How to Pick the Perfect Sofa

If you’re like me, your sofa is such an important part of your daily life that when it’s time to get a new one, it’s like adding a new member to your family. And just like family members, sofas have definite personalities. Here are some tips for picking the perfect one for your home:

Size It Up

Interior designers like to argue about whether it’s more important for a sofa to fit the scale of your room or the contours of your body. In my opinion, you need one that does both because in the long run, you won’t be happy with a sofa that isn’t the perfect proportion for your room or for your posterior.

To make sure your sofa suits the space, before you shop, measure your room and make note of the size and scale of additional furniture you will need to work around. Then, as you shop, forget your inhibitions and flop down on the sofas just like you would at home. Your body will tell you in a flash if the sofa is a fit.

Pick the Right Parts

Just like people, sofas have backs, arms, seats and legs. And if you’re like most of my customers, you will have a strong preference on each facet of your sofa’s anatomy.

First, pick a back that suits your taste and touch. If you want a formal, tailored look, check out a tight back design, where the back is upholstered and has no removable cushions. If you want a sofa that’s more comfortable and casual, you might prefer a loose-back sofa that’s covered with cushions or pillows.

Next, consider the arms. The most common style is a rolled arm that curves outward—an ideal pick for those who like to nap on the sofa. If you’re looking for a more modern look, however, you might prefer a crisp, square arm. As important as arm shape is arm height. How high do you want your sofa’s arm to come?

Third, decide whether you’d like your sofa to have a cushioned, bench or tight seat. Cushioned seats consist of separate cushions that fit snugly together, and they are a great option if you want to remove the covers for laundering.

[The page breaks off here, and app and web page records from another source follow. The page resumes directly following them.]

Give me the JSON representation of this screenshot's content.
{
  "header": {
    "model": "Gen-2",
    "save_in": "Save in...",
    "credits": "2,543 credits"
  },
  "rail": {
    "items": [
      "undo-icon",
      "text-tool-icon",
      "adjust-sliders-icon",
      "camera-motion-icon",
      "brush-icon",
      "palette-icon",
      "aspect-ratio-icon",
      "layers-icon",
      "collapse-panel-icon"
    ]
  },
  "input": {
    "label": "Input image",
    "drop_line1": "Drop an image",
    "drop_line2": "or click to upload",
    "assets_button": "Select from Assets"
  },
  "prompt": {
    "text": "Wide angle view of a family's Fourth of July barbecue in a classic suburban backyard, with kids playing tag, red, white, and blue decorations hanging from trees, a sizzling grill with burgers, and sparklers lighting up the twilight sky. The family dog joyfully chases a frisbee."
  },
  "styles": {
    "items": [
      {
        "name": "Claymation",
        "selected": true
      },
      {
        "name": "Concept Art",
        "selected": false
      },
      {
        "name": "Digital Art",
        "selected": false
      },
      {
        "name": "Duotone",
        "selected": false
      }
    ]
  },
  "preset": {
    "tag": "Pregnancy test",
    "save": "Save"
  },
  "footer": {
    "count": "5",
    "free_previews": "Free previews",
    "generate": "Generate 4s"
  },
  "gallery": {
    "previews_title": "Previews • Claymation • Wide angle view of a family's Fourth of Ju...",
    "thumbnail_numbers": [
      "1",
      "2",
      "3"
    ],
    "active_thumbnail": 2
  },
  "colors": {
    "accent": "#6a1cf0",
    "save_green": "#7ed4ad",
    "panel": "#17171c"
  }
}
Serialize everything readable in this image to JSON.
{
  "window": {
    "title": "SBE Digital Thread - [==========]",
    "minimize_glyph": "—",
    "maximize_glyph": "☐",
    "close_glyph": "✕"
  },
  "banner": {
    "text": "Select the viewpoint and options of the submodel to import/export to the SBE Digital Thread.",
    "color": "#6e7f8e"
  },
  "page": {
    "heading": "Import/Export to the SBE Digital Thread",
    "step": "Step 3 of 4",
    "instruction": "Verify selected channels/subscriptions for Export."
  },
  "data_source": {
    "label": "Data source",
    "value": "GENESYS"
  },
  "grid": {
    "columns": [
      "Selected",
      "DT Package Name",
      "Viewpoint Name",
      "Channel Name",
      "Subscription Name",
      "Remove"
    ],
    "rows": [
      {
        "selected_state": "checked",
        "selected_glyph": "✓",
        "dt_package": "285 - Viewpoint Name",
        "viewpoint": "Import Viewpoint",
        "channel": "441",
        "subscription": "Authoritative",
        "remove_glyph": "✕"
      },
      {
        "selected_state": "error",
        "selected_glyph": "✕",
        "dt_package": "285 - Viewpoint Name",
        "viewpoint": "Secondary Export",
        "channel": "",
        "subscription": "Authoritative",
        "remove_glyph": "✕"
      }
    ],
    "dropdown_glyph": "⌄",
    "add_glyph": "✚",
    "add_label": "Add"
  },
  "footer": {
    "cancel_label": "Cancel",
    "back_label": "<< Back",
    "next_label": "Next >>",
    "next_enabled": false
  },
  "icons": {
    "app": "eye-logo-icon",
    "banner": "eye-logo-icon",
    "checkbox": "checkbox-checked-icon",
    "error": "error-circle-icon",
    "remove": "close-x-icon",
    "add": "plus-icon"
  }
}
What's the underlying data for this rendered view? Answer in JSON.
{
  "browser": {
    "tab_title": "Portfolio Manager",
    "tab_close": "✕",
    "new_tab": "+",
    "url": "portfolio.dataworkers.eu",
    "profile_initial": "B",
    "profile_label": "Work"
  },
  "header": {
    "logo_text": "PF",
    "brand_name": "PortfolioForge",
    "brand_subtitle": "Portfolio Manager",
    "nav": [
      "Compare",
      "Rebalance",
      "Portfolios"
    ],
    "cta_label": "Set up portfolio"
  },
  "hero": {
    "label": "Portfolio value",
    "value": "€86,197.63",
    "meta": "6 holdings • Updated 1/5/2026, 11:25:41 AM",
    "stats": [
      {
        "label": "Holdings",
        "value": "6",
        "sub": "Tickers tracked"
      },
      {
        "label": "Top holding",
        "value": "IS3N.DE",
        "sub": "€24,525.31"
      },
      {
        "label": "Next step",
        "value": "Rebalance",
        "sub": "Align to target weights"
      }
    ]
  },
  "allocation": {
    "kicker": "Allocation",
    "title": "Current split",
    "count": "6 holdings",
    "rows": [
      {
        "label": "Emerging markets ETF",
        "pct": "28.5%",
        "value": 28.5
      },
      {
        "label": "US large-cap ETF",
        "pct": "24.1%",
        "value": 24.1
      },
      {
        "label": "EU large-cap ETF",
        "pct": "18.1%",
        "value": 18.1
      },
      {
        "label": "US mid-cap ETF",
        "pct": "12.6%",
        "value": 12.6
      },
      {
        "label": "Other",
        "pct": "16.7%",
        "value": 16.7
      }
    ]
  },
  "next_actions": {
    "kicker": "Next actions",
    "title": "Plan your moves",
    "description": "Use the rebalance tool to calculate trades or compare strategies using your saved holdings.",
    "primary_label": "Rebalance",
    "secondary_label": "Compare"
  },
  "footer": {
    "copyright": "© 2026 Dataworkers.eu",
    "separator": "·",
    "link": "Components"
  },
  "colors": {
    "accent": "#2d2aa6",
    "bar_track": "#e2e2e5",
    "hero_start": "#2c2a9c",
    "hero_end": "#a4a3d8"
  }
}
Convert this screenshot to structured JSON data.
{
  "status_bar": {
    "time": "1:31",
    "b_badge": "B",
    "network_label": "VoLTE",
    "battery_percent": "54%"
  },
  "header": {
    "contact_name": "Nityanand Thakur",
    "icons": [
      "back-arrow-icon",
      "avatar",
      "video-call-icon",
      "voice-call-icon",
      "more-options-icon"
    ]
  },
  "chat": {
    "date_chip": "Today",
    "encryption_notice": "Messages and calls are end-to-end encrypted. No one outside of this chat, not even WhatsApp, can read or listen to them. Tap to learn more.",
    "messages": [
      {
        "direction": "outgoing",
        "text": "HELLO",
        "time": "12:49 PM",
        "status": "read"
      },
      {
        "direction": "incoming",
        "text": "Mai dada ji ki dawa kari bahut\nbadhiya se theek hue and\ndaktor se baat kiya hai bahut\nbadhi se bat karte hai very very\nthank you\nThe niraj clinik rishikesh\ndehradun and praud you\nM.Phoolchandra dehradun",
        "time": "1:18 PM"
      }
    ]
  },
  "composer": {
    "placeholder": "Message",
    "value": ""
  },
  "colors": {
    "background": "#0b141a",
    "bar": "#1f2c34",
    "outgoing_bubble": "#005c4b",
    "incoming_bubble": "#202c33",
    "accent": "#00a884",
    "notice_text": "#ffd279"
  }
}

A bench seat is one large cushion that spans the entire length of the sofa. Tight seats are built into the frame of the sofa and cannot be removed. They are usually firmer and more formal in appearance.

Finally, look at the sofa’s legs. Do you want a straight, modern leg, or a more traditional look, like curved legs on castors? Or would you rather cover the legs with a skirt featuring kick, inverted, button and box pleats?

Superb Style

If you’re overwhelmed by the dizzying selection of sofa styles, start by checking out a few of my favorites:

The English or Club sofa was my pick for my own living room. This timeless style features slightly rounded arms set back from the rolled back. You can dress this sofa up or down simply by changing your accent pillows.

If you like sofas with high arms, the Knole style may be just right for you. This mainstay of the English country look has a straight, high back and angled arms. Traditional models feature finials wrapped in cords at the juncture of the back and arms.

If I had a formal library, I’d get a Chesterfield sofa in a heartbeat. Usually upholstered in leather, Chesterfields feature tufted backs, high rolled arms and tight seats.

My customers can’t get enough of the traditional Bridgewater sofa, with its low, rolled arms and cushioned back and seat. Unassuming and ageless, this beloved style fits most people’s lifestyles and bodies.

Check out the Camelback style, with its tight, arching back and high rolled arms, for a charming look that harkens back to the 18th century.

The Lawson, with its low, square back and either square or rolled arms, is very boxy and hip—an ideal choice for a contemporary or modern home.